The war of processors between AMD and Intel is very well known. This month AMD revealed its first monstrous Ryzen Threadripper processors with up to 16 cores and 32 threads. AMD intended to target the world’s fastest ultra-premium desktop systems. Yesterday, Intel also introduced its new Core X-series, and it’s anchored by the company’s first 18-core CPU, the Core i9 Extreme. The i9 Extreme is a befitting reply to AMD’s 16-core/32-thread Ryzen Threadripper.
Last week, the picture was leaked on a tech forum and it was showing that Intel Likely to Launch a high-end Core i9 CPU with 12 cores. However, the 18 core processor is a good surprise from Intel.
“The Intel Core X-series processor family introduces a series of firsts that reflect the extreme performance we are delivering,”
Intel said today.
“This family includes Intel’s first teraflop desktop CPUs, a prime example of just how much raw compute these processors can handle. We’re also introducing the entirely new Intel Core i9 processor, representing the highest performance for advanced gaming, VR and content creation.”
About the Core i9, these Intel chips feature a base clock speed of 3.3GHz, reaching up to 4.3GHz dual-core speed with Turbo Boost 2.0 and 4.5GHz with Turbo Boost 3.0, which implies that there’s plenty of room for overclocking. At the top of the line-up is the new Intel Core i9 Extreme Edition processor – the first consumer desktop CPU with 18 cores and 36 threads.
All of the latest X-Series chips run on Intel’s new x299 chipset, replacing the x99 platform used by their predecessors. New x299-based motherboards and full desktop systems will be available “in the coming weeks”.
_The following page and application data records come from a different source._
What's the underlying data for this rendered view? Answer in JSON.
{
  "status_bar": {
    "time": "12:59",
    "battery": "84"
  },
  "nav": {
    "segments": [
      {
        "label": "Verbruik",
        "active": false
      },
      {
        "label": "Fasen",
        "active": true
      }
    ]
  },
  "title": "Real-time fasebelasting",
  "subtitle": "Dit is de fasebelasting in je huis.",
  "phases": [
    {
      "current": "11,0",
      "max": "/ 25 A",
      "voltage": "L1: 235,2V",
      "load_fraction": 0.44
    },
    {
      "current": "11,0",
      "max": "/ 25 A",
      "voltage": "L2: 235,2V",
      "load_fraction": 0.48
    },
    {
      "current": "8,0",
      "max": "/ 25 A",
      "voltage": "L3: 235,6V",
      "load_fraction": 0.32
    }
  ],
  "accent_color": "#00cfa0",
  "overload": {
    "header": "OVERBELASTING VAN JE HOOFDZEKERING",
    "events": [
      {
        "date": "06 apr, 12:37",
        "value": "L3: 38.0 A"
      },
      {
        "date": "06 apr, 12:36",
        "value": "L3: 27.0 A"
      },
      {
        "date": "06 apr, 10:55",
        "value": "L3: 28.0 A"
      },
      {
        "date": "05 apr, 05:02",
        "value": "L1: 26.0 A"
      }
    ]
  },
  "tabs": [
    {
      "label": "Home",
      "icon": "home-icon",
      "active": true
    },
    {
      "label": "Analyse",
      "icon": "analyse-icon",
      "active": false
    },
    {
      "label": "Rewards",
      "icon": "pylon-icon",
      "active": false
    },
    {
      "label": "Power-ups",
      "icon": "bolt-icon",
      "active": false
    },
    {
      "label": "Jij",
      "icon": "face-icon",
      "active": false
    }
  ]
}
The Core i9 Extreme Edition i9-7980XE, what Intel calls the first teraflop desktop PC processor ever, will be priced at $1,999. The lower-tier Core i9 family: Core i9 X-series chips in 16-core, 14-core, 12-core, and 10-core versions, with prices climbing from $999 to $1,699. If these Core i9 X-series chips are too rich, Intel also introduced three new Core i7 X-series chips, priced from $339 to $599, and a $242 quad-core Core i5. All of the new chips are due “in the coming weeks,” Intel said.